When designing a wildflower meadow, I ensure the area gets full sun and prepare the soil by clearing existing vegetation.

Creating a wildflower meadow begins with choosing an area that receives full sun for at least 6 hours a day. I then focus on preparing the soil by clearing existing vegetation and, if necessary, loosening the top layer to provide a suitable seedbed for germination. Diversity in color, height, and texture is key; I incorporate a variety of wildflowers like black-eyed susans, cornflowers, zinnias, cosmos, and milkweeds not just for aesthetics but also for a staggered blooming period.

Examples of Wildflowers for Zone 6:

  • Black-eyed Susan (Rudbeckia)
  • Cornflower (Centaurea cyanus)
  • Echinacea (Coneflower)

For those with limited space, I’ve found that even mini meadows can thrive in containers or small dedicated patches within a garden.

Encouraging Biodiversity with Native Species

💥 Selecting Native Species

I carefully select native species to promote biodiversity and sustain a healthy ecosystem. Native wildflowers such as foxglove, echinacea, and milkweed not only adapt better to the local climate conditions but also provide essential food and habitat for native wildlife. Incorporating a variety of native plants encourages a diverse range of insects and birds to visit my garden.

Benefits of Native Wildflowers:
  • Support local ecosystems and wildlife
  • Reduced maintenance and sustainable gardening
  • Better resilience to local climate conditions
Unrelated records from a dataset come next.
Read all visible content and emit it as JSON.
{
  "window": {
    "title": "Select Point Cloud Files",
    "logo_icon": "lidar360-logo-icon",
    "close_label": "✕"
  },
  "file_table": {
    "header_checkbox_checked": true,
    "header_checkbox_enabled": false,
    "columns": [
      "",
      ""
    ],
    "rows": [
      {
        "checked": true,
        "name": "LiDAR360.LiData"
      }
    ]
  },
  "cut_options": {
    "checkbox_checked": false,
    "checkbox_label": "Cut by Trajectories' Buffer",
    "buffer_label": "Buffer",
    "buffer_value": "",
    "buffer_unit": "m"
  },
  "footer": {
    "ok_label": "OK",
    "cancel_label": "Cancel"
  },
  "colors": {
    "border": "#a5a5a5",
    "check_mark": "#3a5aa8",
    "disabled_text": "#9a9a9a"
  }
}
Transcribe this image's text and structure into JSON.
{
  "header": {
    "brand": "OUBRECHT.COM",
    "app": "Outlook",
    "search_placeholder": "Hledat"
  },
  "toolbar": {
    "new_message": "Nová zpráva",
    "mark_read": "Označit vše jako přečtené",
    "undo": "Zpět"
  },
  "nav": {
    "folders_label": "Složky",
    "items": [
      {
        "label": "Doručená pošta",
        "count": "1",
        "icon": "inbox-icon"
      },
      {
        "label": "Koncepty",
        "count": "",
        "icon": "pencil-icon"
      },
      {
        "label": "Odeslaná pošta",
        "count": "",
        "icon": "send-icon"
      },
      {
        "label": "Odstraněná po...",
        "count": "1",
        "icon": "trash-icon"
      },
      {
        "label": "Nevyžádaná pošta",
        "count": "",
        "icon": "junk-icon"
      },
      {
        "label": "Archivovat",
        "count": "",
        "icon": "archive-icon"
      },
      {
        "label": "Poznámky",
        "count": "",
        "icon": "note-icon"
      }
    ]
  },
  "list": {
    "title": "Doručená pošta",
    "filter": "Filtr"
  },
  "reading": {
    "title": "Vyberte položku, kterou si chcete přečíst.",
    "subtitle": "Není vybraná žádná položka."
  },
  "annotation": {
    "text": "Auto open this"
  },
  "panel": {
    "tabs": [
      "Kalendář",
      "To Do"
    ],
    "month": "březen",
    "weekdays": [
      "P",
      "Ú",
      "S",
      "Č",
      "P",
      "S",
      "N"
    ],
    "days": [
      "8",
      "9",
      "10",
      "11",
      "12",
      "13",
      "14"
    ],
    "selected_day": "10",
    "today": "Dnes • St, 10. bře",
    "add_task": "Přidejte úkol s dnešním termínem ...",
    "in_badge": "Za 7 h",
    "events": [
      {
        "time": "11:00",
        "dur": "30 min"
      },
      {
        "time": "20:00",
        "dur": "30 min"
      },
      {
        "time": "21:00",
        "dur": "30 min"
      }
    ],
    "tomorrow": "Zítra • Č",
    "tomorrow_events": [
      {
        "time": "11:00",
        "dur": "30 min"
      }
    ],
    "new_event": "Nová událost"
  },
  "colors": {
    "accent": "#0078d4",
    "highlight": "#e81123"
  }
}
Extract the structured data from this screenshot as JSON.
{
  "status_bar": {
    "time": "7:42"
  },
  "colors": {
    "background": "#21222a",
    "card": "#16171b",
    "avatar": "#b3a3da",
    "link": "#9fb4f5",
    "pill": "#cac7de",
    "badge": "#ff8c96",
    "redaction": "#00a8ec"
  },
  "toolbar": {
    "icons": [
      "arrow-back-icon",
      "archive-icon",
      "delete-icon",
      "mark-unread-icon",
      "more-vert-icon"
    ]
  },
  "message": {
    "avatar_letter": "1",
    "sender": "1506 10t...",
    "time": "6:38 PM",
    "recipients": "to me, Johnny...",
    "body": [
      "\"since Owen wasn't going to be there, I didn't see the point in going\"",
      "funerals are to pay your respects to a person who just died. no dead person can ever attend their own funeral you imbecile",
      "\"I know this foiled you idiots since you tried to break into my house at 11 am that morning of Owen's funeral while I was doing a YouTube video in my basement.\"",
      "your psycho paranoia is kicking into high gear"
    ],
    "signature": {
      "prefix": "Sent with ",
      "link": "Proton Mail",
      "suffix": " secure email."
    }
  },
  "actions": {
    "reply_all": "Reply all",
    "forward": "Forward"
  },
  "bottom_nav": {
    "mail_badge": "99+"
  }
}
By choosing seed mixes specifically tailored to Zone 6 and avoiding non-native or invasive species, I’ve managed to maintain a sustainable garden that supports the local environment and showcases a wildflower display that truly belongs to the region.

Rate this post